Reporting a Distressed, Sick, or Injured Marine Mammal

What Can You Do?

Look, but don’t approach or touch the animal; keep any pets away as well. Your actions are important for two reasons; First, because of the law and, second, for health-related reasons. That’s because even a sick wild animal can bite, and marine mammals sometimes carry diseases that can be passed to humans and pets.
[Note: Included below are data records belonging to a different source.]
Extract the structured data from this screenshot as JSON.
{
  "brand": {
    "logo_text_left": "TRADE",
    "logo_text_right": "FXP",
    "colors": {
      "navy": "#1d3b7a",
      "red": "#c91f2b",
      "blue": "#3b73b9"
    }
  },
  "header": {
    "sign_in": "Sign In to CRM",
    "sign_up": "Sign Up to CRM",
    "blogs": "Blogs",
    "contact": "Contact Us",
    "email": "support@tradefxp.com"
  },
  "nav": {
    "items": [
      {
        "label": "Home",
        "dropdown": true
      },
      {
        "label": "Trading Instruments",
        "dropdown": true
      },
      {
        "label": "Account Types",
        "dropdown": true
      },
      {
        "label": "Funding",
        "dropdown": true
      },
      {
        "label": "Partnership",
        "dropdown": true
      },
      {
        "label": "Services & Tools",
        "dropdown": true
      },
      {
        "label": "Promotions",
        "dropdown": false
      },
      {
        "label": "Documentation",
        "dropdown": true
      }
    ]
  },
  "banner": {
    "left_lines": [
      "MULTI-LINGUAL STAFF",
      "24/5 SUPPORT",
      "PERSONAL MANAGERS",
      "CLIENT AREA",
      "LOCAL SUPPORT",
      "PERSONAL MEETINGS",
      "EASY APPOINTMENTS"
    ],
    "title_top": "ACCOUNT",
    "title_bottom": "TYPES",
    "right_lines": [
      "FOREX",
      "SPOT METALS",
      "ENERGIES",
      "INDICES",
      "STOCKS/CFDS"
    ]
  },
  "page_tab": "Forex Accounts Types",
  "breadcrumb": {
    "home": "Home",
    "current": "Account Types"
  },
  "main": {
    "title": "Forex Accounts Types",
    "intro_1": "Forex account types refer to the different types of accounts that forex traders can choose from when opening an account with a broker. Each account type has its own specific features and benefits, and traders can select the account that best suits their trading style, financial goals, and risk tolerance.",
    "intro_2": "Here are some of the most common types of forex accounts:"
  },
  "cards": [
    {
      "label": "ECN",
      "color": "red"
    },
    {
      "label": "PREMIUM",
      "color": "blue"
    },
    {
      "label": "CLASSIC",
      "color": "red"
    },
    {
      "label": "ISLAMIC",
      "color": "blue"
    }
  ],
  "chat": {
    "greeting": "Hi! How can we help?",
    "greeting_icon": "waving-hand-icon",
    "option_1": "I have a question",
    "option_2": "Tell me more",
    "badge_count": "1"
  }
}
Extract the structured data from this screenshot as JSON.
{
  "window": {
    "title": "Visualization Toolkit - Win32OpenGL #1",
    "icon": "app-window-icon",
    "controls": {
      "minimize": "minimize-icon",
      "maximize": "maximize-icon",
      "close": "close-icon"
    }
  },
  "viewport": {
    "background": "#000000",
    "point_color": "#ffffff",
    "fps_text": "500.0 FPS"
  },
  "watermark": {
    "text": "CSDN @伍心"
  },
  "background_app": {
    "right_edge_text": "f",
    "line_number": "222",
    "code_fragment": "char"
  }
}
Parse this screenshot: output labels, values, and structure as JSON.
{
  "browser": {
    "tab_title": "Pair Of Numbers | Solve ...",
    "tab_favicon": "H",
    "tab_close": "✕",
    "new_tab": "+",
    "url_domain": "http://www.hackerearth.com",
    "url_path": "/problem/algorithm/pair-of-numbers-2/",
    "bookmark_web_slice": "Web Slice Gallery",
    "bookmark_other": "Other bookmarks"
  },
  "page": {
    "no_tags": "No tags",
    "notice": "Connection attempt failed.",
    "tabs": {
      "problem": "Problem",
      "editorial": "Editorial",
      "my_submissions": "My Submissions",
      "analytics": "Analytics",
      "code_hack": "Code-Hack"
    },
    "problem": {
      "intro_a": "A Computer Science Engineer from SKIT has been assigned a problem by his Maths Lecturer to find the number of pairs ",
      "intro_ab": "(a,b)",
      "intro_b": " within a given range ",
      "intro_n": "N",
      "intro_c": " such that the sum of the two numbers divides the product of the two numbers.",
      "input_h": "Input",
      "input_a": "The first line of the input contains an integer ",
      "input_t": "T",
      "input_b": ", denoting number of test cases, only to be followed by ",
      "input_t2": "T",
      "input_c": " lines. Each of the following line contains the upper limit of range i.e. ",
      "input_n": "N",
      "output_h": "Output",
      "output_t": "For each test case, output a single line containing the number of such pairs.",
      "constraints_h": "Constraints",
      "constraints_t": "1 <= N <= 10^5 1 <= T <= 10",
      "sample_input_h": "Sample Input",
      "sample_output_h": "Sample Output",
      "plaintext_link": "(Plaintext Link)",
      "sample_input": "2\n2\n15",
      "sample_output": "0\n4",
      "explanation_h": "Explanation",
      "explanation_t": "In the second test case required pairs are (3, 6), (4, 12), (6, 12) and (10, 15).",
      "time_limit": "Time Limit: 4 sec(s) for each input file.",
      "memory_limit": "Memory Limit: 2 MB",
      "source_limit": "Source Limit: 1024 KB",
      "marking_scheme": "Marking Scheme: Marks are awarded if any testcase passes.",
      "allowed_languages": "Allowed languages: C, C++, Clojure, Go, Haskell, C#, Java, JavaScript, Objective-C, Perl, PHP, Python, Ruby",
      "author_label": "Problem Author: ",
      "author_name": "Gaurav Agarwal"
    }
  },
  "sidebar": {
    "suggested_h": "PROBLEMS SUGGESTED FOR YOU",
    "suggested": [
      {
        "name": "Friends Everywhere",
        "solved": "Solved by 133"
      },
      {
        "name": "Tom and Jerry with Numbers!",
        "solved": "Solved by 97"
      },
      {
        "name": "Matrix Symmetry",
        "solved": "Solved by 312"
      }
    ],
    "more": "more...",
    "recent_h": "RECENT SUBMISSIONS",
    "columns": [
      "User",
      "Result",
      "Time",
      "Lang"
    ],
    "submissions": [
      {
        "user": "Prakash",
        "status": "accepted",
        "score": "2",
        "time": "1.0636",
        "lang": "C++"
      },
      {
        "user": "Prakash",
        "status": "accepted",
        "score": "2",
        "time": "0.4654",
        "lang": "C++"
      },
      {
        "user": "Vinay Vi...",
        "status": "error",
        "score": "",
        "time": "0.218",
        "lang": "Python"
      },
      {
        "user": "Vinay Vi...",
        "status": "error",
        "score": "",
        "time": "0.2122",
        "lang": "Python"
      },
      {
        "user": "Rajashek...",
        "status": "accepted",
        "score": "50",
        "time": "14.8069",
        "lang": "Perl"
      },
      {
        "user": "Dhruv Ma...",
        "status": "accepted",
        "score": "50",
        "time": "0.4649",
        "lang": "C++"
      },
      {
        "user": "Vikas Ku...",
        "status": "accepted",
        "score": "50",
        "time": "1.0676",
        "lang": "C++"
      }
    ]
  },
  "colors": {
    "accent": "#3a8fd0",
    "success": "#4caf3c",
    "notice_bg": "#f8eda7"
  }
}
Distressed, sick or injured marine mammals are sometimes referred to as animals that are “stranded.”

Gather Information then Call

Before calling the authorities, first gather the following types of information:

  • Several photographs of the animal from a safe distance
  • Geographical location of the animal
  • Whether it is still in the water or up on the beach
  • Any signs of injuries or abnormalities?
  • Is the animal alone or with others?
  • How long have you been able to watch it?

Who to Call Depends on the Species

If the distressed animal is a sea otter, walrus, or polar bear, contact the following:

  • US Fish and Wildlife Service in Anchorage; 1-800-362-5148 (24 hrs)
  • Alaska SeaLife Center in Seward; 1-888-774-7325 (24 hrs)
  • Or visit the USFWS Strandings page.

For all whales, seals, and sea lions, contact:

If you observe harassment of marine mammals, call NMFS Nationwide Law Enforcement Hotline at 1-800-853-1964 (24 hrs).

For Alaska Department of Fish and Game contacts see How ADF&G Assists.

*The Marine Mammal Protection Act defines a stranding as one or more of the following occurrences.

  • Any dead marine mammal on the shore or in the water;
  • A live marine mammal that is on the shore and unable to return to the water;
  • A live marine mammal that is on the shore and in need of medical attention;
  • A live marine mammal that is in the water but is unable to return to its natural habitat under its own power or without assistance (e.g. an animal entangled in fishing gear).